## Exercise prompt
Output the records exactly, with no line skipped.

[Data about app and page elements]
== Segment start ==
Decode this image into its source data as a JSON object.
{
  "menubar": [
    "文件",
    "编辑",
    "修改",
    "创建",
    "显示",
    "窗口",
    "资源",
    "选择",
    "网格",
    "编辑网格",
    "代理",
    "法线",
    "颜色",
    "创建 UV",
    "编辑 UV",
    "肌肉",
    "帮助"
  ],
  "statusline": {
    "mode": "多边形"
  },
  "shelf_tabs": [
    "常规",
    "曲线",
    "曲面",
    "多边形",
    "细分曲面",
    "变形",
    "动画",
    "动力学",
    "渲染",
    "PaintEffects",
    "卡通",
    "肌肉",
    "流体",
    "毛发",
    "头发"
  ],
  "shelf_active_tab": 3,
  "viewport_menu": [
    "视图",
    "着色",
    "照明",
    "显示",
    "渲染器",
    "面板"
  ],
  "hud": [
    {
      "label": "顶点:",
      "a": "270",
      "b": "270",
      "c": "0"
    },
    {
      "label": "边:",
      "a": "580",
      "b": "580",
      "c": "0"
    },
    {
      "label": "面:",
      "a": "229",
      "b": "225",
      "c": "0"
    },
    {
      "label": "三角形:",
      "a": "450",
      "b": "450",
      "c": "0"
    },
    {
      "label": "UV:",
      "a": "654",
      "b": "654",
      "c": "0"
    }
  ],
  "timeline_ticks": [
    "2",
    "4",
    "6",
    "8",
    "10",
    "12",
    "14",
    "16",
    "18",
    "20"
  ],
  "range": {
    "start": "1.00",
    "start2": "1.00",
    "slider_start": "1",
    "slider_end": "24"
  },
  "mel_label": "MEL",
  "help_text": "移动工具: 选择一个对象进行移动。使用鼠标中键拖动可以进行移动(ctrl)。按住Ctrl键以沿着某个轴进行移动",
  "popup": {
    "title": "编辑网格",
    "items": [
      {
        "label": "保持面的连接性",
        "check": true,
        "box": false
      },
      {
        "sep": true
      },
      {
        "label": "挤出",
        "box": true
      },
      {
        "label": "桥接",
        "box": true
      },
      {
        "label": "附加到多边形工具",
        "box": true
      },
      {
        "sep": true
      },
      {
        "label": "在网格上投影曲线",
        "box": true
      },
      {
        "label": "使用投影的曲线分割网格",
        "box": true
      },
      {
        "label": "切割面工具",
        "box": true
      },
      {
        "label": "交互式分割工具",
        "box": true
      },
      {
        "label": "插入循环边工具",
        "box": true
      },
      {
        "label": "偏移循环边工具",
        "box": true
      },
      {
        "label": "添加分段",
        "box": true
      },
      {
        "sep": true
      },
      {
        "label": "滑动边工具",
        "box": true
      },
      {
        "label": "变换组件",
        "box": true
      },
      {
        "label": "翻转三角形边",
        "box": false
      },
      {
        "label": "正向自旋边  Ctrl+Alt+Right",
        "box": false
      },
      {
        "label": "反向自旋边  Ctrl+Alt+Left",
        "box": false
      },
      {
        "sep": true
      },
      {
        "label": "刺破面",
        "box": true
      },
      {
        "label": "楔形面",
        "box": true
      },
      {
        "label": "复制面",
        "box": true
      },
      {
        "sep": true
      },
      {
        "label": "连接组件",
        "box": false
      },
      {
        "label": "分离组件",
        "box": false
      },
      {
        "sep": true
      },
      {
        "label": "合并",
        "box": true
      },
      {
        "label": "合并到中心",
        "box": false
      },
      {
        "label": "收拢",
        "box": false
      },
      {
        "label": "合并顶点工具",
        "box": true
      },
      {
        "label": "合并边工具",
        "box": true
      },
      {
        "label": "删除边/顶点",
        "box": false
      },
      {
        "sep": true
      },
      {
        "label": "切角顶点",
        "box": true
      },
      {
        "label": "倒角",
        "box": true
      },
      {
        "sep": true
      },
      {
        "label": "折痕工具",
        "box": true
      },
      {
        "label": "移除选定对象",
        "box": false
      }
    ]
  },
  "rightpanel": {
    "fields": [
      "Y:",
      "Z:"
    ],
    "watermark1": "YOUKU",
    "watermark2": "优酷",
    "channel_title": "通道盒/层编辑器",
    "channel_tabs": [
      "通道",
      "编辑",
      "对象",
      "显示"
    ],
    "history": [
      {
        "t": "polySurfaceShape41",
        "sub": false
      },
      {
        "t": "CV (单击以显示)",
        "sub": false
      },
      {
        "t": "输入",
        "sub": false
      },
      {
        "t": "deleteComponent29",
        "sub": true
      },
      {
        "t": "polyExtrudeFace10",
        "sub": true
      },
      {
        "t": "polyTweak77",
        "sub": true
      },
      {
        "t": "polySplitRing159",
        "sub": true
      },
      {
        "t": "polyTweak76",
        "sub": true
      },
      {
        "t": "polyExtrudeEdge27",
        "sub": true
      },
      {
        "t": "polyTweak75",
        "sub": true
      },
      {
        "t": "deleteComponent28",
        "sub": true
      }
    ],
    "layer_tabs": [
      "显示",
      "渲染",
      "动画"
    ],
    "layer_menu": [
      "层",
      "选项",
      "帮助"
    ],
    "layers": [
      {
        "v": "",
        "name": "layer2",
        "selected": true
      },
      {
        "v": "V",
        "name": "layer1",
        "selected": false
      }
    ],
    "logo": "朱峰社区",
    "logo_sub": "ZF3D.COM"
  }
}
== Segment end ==
## Solved problem
Decode this image into its source data as a JSON object.
{
  "menubar": [
    "文件",
    "编辑",
    "修改",
    "创建",
    "显示",
    "窗口",
    "资源",
    "选择",
    "网格",
    "编辑网格",
    "代理",
    "法线",
    "颜色",
    "创建 UV",
    "编辑 UV",
    "肌肉",
    "帮助"
  ],
  "statusline": {
    "mode": "多边形"
  },
  "shelf_tabs": [
    "常规",
    "曲线",
    "曲面",
    "多边形",
    "细分曲面",
    "变形",
    "动画",
    "动力学",
    "渲染",
    "PaintEffects",
    "卡通",
    "肌肉",
    "流体",
    "毛发",
    "头发"
  ],
  "shelf_active_tab": 3,
  "viewport_menu": [
    "视图",
    "着色",
    "照明",
    "显示",
    "渲染器",
    "面板"
  ],
  "hud": [
    {
      "label": "顶点:",
      "a": "270",
      "b": "270",
      "c": "0"
    },
    {
      "label": "边:",
      "a": "580",
      "b": "580",
      "c": "0"
    },
    {
      "label": "面:",
      "a": "229",
      "b": "225",
      "c": "0"
    },
    {
      "label": "三角形:",
      "a": "450",
      "b": "450",
      "c": "0"
    },
    {
      "label": "UV:",
      "a": "654",
      "b": "654",
      "c": "0"
    }
  ],
  "timeline_ticks": [
    "2",
    "4",
    "6",
    "8",
    "10",
    "12",
    "14",
    "16",
    "18",
    "20"
  ],
  "range": {
    "start": "1.00",
    "start2": "1.00",
    "slider_start": "1",
    "slider_end": "24"
  },
  "mel_label": "MEL",
  "help_text": "移动工具: 选择一个对象进行移动。使用鼠标中键拖动可以进行移动(ctrl)。按住Ctrl键以沿着某个轴进行移动",
  "popup": {
    "title": "编辑网格",
    "items": [
      {
        "label": "保持面的连接性",
        "check": true,
        "box": false
      },
      {
        "sep": true
      },
      {
        "label": "挤出",
        "box": true
      },
      {
        "label": "桥接",
        "box": true
      },
      {
        "label": "附加到多边形工具",
        "box": true
      },
      {
        "sep": true
      },
      {
        "label": "在网格上投影曲线",
        "box": true
      },
      {
        "label": "使用投影的曲线分割网格",
        "box": true
      },
      {
        "label": "切割面工具",
        "box": true
      },
      {
        "label": "交互式分割工具",
        "box": true
      },
      {
        "label": "插入循环边工具",
        "box": true
      },
      {
        "label": "偏移循环边工具",
        "box": true
      },
      {
        "label": "添加分段",
        "box": true
      },
      {
        "sep": true
      },
      {
        "label": "滑动边工具",
        "box": true
      },
      {
        "label": "变换组件",
        "box": true
      },
      {
        "label": "翻转三角形边",
        "box": false
      },
      {
        "label": "正向自旋边  Ctrl+Alt+Right",
        "box": false
      },
      {
        "label": "反向自旋边  Ctrl+Alt+Left",
        "box": false
      },
      {
        "sep": true
      },
      {
        "label": "刺破面",
        "box": true
      },
      {
        "label": "楔形面",
        "box": true
      },
      {
        "label": "复制面",
        "box": true
      },
      {
        "sep": true
      },
      {
        "label": "连接组件",
        "box": false
      },
      {
        "label": "分离组件",
        "box": false
      },
      {
        "sep": true
      },
      {
        "label": "合并",
        "box": true
      },
      {
        "label": "合并到中心",
        "box": false
      },
      {
        "label": "收拢",
        "box": false
      },
      {
        "label": "合并顶点工具",
        "box": true
      },
      {
        "label": "合并边工具",
        "box": true
      },
      {
        "label": "删除边/顶点",
        "box": false
      },
      {
        "sep": true
      },
      {
        "label": "切角顶点",
        "box": true
      },
      {
        "label": "倒角",
        "box": true
      },
      {
        "sep": true
      },
      {
        "label": "折痕工具",
        "box": true
      },
      {
        "label": "移除选定对象",
        "box": false
      }
    ]
  },
  "rightpanel": {
    "fields": [
      "Y:",
      "Z:"
    ],
    "watermark1": "YOUKU",
    "watermark2": "优酷",
    "channel_title": "通道盒/层编辑器",
    "channel_tabs": [
      "通道",
      "编辑",
      "对象",
      "显示"
    ],
    "history": [
      {
        "t": "polySurfaceShape41",
        "sub": false
      },
      {
        "t": "CV (单击以显示)",
        "sub": false
      },
      {
        "t": "输入",
        "sub": false
      },
      {
        "t": "deleteComponent29",
        "sub": true
      },
      {
        "t": "polyExtrudeFace10",
        "sub": true
      },
      {
        "t": "polyTweak77",
        "sub": true
      },
      {
        "t": "polySplitRing159",
        "sub": true
      },
      {
        "t": "polyTweak76",
        "sub": true
      },
      {
        "t": "polyExtrudeEdge27",
        "sub": true
      },
      {
        "t": "polyTweak75",
        "sub": true
      },
      {
        "t": "deleteComponent28",
        "sub": true
      }
    ],
    "layer_tabs": [
      "显示",
      "渲染",
      "动画"
    ],
    "layer_menu": [
      "层",
      "选项",
      "帮助"
    ],
    "layers": [
      {
        "v": "",
        "name": "layer2",
        "selected": true
      },
      {
        "v": "V",
        "name": "layer1",
        "selected": false
      }
    ],
    "logo": "朱峰社区",
    "logo_sub": "ZF3D.COM"
  }
}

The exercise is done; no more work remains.